Washington, D.C.: Brookings Institution Press, 2005
LB1027.9 .G475 2005
School choice is a topic that sparks controversy on both the national and local levels. Some parents (mainly the affluent) have always had school choice, either through private school, or by buying a house in a preferred public school district. In recent decades, new forms of school choice have fundamentally altered the educational landscape. In many cases these new mechanisms - busing efforts, magnet schools, charter schools, open enrollment, and tuition vouchers - have provided less affluent families with their first taste of school choice.
Getting Choice Right assesses the basic mechanics of school choice, with a focus on the question of how, if any nation decides to expand choice, it can be implemented in a way to benefit the most students while minimizing any social costs. The first section of this book studies lessons for the design of school choice emanating from economic theory and practical experience. Essays describe what policies are needed to promote both a vigorous demand for and an adequate supply of educational choices. Addressing the valid concerns the opponents have raised, the second part examines the impact on students who are left behind in failing schools, the impact of choice on racial integration, the politics of school choice, and the implications for the civic engagement of tomorrow's adult population.

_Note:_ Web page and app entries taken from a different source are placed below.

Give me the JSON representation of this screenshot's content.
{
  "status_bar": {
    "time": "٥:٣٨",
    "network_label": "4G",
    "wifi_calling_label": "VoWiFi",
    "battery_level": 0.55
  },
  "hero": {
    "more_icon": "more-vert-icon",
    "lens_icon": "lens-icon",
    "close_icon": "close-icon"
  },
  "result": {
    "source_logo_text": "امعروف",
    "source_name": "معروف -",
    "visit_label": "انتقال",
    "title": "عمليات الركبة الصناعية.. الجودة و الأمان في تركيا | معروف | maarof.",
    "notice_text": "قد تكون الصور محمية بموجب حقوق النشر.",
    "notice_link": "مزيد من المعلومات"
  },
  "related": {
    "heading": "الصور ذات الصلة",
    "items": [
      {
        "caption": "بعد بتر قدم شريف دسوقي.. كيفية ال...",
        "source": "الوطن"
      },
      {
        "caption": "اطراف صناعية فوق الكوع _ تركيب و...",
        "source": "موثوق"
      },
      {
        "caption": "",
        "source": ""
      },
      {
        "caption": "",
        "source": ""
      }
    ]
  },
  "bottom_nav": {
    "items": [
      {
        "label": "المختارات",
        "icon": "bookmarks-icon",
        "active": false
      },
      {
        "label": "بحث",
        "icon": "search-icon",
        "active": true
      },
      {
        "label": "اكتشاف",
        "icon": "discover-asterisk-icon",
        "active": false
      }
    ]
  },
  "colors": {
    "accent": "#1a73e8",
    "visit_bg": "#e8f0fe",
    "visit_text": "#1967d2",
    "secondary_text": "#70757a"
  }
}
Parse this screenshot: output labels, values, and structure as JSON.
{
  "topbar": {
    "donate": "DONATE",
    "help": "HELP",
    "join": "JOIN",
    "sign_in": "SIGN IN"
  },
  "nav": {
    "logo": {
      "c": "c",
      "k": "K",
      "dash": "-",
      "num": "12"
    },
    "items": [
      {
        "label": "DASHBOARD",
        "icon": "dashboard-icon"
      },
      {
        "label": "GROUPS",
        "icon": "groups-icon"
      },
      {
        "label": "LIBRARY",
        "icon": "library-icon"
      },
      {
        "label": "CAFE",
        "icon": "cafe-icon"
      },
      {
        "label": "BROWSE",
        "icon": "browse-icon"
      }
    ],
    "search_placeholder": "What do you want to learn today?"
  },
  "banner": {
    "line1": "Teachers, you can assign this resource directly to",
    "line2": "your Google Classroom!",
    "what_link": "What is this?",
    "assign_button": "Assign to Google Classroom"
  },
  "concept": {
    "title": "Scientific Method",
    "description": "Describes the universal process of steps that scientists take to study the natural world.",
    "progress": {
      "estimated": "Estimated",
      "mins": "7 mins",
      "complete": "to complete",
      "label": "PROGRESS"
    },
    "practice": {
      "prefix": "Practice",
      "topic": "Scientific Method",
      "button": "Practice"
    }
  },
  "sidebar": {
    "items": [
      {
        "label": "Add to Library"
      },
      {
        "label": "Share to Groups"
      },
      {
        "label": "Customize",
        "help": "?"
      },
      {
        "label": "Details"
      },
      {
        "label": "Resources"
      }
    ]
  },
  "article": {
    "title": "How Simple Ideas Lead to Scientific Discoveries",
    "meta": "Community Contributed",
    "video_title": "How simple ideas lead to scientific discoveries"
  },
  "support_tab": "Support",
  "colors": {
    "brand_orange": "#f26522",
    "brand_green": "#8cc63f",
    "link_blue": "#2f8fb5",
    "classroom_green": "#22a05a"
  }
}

By itself, school choice is not inherently good or bad, and the ability of school choice to improve both efficiency and equity in the nation's schools hinges on a number of key policy decisions. Factors such as the flow of information to parents, the inducement that the system provides for families to choose the ideal schools for their children, the regulations and funding that influence the supply of choice schools, and the incentives for schools to encourage racial and socioeconomic integration all play important roles. In Getting Choice Right, distinguished contributors analyze the potential benefits, the potential risks, and the policy options associated with a move toward a universal system of school choice.
Quoted from dust jacket.